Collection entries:
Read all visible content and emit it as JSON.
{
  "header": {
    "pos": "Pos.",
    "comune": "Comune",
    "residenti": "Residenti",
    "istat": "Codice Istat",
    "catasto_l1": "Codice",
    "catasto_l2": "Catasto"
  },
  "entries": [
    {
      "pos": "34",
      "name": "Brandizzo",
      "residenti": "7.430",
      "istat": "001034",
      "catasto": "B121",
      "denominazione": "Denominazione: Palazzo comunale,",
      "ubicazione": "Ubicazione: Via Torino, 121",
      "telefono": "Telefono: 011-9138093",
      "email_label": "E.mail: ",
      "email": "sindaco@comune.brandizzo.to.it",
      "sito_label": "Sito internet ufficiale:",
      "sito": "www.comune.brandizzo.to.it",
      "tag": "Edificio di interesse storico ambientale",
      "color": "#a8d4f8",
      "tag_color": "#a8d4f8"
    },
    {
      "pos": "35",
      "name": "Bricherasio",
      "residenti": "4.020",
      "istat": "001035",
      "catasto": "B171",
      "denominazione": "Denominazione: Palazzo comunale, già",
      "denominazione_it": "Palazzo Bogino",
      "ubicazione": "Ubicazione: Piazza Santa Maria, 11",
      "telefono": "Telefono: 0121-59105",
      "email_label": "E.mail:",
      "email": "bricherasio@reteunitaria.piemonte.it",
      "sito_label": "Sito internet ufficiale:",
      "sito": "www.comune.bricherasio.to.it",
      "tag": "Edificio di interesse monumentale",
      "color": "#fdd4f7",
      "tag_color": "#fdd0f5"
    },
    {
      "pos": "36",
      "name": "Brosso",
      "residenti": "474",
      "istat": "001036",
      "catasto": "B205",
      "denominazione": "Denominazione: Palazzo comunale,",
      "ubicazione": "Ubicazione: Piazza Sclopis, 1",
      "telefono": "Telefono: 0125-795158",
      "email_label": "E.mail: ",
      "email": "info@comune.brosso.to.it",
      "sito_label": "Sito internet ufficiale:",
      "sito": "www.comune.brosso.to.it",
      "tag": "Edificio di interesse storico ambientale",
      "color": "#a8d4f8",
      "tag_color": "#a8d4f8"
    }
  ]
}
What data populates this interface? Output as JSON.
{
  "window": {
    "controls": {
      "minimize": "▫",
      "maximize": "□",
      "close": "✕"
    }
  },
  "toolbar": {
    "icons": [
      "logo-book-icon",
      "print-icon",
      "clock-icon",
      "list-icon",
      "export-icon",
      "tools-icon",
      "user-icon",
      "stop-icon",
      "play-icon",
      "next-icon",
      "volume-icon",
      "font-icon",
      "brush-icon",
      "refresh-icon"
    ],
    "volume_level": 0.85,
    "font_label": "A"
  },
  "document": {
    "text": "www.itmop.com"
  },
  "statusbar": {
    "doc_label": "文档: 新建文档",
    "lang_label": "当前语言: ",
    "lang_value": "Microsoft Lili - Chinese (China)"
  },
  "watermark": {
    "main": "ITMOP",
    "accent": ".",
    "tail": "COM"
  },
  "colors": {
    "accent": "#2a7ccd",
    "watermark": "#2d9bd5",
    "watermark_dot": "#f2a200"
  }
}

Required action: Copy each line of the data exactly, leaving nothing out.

Result of this task:
Read all visible content and emit it as JSON.
{
  "header": {
    "pos": "Pos.",
    "comune": "Comune",
    "residenti": "Residenti",
    "istat": "Codice Istat",
    "catasto_l1": "Codice",
    "catasto_l2": "Catasto"
  },
  "entries": [
    {
      "pos": "34",
      "name": "Brandizzo",
      "residenti": "7.430",
      "istat": "001034",
      "catasto": "B121",
      "denominazione": "Denominazione: Palazzo comunale,",
      "ubicazione": "Ubicazione: Via Torino, 121",
      "telefono": "Telefono: 011-9138093",
      "email_label": "E.mail: ",
      "email": "sindaco@comune.brandizzo.to.it",
      "sito_label": "Sito internet ufficiale:",
      "sito": "www.comune.brandizzo.to.it",
      "tag": "Edificio di interesse storico ambientale",
      "color": "#a8d4f8",
      "tag_color": "#a8d4f8"
    },
    {
      "pos": "35",
      "name": "Bricherasio",
      "residenti": "4.020",
      "istat": "001035",
      "catasto": "B171",
      "denominazione": "Denominazione: Palazzo comunale, già",
      "denominazione_it": "Palazzo Bogino",
      "ubicazione": "Ubicazione: Piazza Santa Maria, 11",
      "telefono": "Telefono: 0121-59105",
      "email_label": "E.mail:",
      "email": "bricherasio@reteunitaria.piemonte.it",
      "sito_label": "Sito internet ufficiale:",
      "sito": "www.comune.bricherasio.to.it",
      "tag": "Edificio di interesse monumentale",
      "color": "#fdd4f7",
      "tag_color": "#fdd0f5"
    },
    {
      "pos": "36",
      "name": "Brosso",
      "residenti": "474",
      "istat": "001036",
      "catasto": "B205",
      "denominazione": "Denominazione: Palazzo comunale,",
      "ubicazione": "Ubicazione: Piazza Sclopis, 1",
      "telefono": "Telefono: 0125-795158",
      "email_label": "E.mail: ",
      "email": "info@comune.brosso.to.it",
      "sito_label": "Sito internet ufficiale:",
      "sito": "www.comune.brosso.to.it",
      "tag": "Edificio di interesse storico ambientale",
      "color": "#a8d4f8",
      "tag_color": "#a8d4f8"
    }
  ]
}
What data populates this interface? Output as JSON.
{
  "window": {
    "controls": {
      "minimize": "▫",
      "maximize": "□",
      "close": "✕"
    }
  },
  "toolbar": {
    "icons": [
      "logo-book-icon",
      "print-icon",
      "clock-icon",
      "list-icon",
      "export-icon",
      "tools-icon",
      "user-icon",
      "stop-icon",
      "play-icon",
      "next-icon",
      "volume-icon",
      "font-icon",
      "brush-icon",
      "refresh-icon"
    ],
    "volume_level": 0.85,
    "font_label": "A"
  },
  "document": {
    "text": "www.itmop.com"
  },
  "statusbar": {
    "doc_label": "文档: 新建文档",
    "lang_label": "当前语言: ",
    "lang_value": "Microsoft Lili - Chinese (China)"
  },
  "watermark": {
    "main": "ITMOP",
    "accent": ".",
    "tail": "COM"
  },
  "colors": {
    "accent": "#2a7ccd",
    "watermark": "#2d9bd5",
    "watermark_dot": "#f2a200"
  }
}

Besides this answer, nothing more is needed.